▸ Action item
Pick every line with "JSON" from the material below.

▸ Supplied records
────────────────────
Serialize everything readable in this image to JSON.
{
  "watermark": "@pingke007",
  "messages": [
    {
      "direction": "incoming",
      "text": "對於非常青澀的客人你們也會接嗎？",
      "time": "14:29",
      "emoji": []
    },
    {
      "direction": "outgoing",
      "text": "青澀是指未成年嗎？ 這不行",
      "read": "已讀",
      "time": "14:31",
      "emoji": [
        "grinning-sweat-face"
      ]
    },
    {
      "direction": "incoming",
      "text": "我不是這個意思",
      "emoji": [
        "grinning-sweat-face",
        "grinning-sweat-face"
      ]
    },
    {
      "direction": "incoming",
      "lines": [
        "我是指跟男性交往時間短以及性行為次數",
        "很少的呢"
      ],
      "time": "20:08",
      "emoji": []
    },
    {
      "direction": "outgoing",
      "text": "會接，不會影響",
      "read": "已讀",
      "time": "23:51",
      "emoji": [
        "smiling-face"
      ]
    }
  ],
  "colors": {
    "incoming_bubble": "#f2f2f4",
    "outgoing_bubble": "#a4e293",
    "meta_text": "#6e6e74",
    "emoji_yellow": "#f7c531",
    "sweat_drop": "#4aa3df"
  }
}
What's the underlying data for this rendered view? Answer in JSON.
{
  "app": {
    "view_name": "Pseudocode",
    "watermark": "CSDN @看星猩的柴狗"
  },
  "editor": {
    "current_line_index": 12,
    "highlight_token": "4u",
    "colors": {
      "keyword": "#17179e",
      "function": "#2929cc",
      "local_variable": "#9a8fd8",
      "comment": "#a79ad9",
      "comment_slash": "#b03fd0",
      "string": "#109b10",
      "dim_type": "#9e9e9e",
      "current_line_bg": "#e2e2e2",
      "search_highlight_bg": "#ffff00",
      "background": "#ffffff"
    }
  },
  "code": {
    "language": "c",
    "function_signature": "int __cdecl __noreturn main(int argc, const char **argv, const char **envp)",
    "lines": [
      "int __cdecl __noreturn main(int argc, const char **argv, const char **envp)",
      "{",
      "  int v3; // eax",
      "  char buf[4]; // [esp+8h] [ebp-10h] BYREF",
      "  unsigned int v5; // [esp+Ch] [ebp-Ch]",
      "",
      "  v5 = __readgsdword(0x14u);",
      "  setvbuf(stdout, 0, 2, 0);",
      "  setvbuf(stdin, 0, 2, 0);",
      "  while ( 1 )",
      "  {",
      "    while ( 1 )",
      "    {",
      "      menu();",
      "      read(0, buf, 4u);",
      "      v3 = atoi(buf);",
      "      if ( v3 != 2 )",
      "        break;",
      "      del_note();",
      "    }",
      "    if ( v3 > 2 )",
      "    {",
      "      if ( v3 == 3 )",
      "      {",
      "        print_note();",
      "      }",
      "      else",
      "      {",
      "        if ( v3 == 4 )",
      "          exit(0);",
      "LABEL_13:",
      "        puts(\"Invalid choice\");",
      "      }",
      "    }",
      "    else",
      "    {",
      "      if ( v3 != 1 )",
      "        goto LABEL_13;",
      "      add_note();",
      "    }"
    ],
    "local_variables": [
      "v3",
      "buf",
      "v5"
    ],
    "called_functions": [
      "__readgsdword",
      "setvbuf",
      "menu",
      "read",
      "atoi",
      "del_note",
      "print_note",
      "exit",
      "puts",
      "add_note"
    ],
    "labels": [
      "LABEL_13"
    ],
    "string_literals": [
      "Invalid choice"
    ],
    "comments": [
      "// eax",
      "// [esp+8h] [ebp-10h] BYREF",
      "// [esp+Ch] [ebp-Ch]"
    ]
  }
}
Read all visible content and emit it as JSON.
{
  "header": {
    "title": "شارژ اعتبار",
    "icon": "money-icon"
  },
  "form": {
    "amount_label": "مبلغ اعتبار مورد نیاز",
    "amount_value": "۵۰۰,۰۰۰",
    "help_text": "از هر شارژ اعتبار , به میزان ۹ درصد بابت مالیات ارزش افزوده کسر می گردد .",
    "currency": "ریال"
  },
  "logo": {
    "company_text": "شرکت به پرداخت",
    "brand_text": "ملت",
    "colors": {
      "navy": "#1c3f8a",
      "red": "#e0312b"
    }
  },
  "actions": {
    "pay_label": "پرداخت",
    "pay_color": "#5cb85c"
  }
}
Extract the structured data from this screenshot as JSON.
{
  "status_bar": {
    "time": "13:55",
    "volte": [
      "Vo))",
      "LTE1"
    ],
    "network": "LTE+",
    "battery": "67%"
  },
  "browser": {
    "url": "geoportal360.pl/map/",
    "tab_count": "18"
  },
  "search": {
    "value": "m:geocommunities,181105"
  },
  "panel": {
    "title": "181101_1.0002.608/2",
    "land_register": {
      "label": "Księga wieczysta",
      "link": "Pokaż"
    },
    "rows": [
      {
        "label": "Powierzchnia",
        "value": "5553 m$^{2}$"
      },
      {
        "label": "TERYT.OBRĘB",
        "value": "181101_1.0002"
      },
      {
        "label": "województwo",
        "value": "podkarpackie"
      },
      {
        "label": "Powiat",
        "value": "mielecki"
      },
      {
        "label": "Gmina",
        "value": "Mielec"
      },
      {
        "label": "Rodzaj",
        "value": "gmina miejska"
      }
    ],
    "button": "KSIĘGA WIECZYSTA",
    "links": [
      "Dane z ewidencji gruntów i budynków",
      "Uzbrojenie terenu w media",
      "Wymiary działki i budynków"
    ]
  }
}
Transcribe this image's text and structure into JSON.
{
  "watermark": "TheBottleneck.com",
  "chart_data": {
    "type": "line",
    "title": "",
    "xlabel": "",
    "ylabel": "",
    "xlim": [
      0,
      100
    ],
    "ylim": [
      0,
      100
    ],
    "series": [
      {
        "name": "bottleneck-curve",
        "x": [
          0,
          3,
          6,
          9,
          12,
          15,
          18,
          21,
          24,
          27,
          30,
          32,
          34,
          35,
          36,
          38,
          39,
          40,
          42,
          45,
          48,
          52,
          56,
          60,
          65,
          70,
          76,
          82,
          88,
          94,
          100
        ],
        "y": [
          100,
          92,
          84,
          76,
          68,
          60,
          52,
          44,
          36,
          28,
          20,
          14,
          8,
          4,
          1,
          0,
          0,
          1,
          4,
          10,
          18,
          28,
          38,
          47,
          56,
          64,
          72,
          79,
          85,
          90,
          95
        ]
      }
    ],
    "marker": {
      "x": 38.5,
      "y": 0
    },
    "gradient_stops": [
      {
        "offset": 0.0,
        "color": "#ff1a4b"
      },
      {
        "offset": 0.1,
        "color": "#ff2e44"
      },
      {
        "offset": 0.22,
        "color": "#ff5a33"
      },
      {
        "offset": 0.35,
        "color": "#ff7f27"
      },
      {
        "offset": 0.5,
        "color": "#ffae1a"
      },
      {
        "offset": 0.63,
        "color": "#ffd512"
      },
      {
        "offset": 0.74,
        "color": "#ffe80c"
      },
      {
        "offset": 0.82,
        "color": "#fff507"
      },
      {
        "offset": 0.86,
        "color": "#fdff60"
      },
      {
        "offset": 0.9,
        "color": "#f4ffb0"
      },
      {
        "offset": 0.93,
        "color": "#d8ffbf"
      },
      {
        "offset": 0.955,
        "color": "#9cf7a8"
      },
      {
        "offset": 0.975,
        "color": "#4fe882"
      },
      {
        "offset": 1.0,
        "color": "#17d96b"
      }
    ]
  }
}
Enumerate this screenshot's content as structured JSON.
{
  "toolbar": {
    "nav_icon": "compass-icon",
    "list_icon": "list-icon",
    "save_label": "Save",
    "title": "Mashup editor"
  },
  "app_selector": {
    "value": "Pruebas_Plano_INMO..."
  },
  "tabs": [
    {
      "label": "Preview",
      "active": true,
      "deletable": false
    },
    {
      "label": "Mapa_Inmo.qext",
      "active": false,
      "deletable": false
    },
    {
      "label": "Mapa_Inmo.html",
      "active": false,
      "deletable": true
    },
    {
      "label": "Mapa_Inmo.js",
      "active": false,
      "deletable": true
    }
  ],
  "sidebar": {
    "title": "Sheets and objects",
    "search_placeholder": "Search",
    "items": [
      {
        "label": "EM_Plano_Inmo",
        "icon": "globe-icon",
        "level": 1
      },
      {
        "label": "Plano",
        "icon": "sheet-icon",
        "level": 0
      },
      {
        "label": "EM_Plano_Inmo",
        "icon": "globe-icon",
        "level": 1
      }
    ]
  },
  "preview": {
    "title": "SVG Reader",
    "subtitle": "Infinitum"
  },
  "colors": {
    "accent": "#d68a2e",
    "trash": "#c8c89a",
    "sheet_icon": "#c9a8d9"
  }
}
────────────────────
▸ Written response
Serialize everything readable in this image to JSON.
What's the underlying data for this rendered view? Answer in JSON.
Read all visible content and emit it as JSON.
Extract the structured data from this screenshot as JSON.
Transcribe this image's text and structure into JSON.
Enumerate this screenshot's content as structured JSON.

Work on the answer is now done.